The Maritime World of Early Modern Britain

Britain's emergence as one of Europe's major maritime powers has all too frequently been subsumed by nationalistic narratives that focus on operations and technology. This volume, by contrast, offers a daring new take on Britain's maritime past. It brings together scholars from a range of disciplines to explore the manifold ways in which the sea shaped British history, demonstrating the number of approaches that now have a stake in defining the discipline of maritime history. The chapters analyse the economic, social, and cultural contexts in which English maritime endeavour existed, as well as discussing representations of the sea. The contributors show how people from across the British Isles increasingly engaged with the maritime world, whether through their own lived experiences or through material culture. The volume also includes essays that investigate encounters between English voyagers and indigenous peoples in Africa, and the intellectual foundations of imperial ambition.

Richard Blakemore

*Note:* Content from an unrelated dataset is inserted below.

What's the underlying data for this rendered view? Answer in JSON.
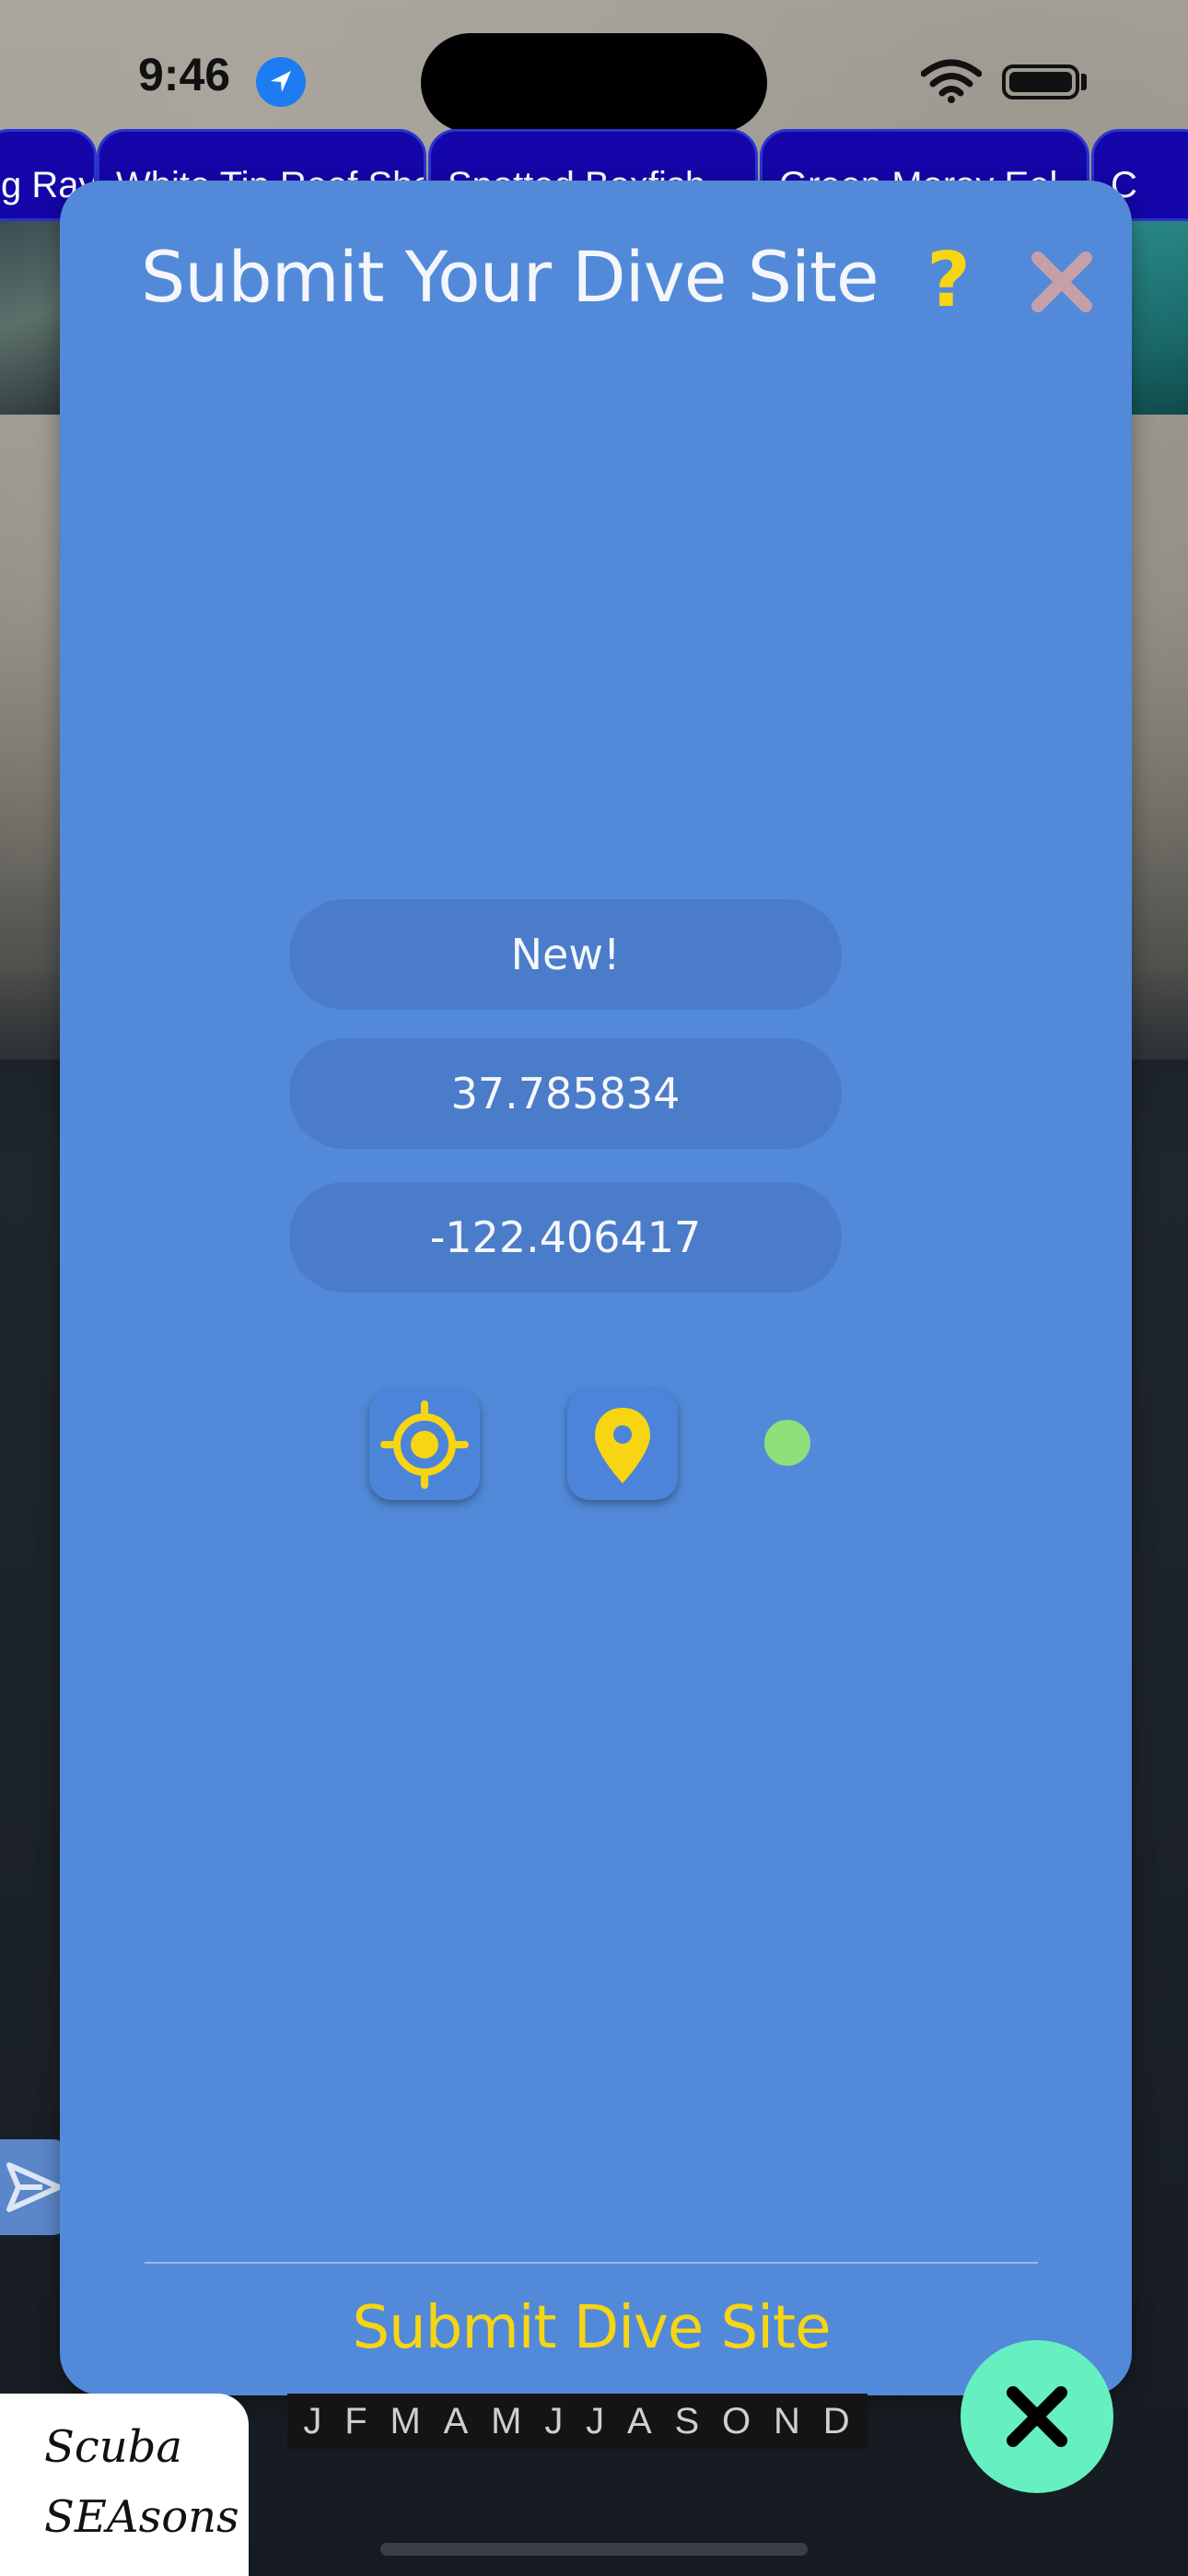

Richard J. Blakemore is Lecturer in the History of the Atlantic World at the University of Reading. With Elaine Murphy, he is the author of The British Civil Wars at Sea, 1638-1653 (Boydell & Brewer, 2018), and he is currently finishing a monograph entitled Empires below Deck: Two Seafarers and their Worlds in the Seventeenth Century.

James Davey

James Davey is Lecturer in Naval and Maritime History at the University of Exeter. His recent publications include: Tudor and Stuart Seafarers: The Emergence of a Maritime Nation (Bloomsbury, 2018) and A New Naval History (Manchester University Press, 2019) edited with Quintin Colville. His current research project explores the Royal Navy and the ‘Age of Revolution’.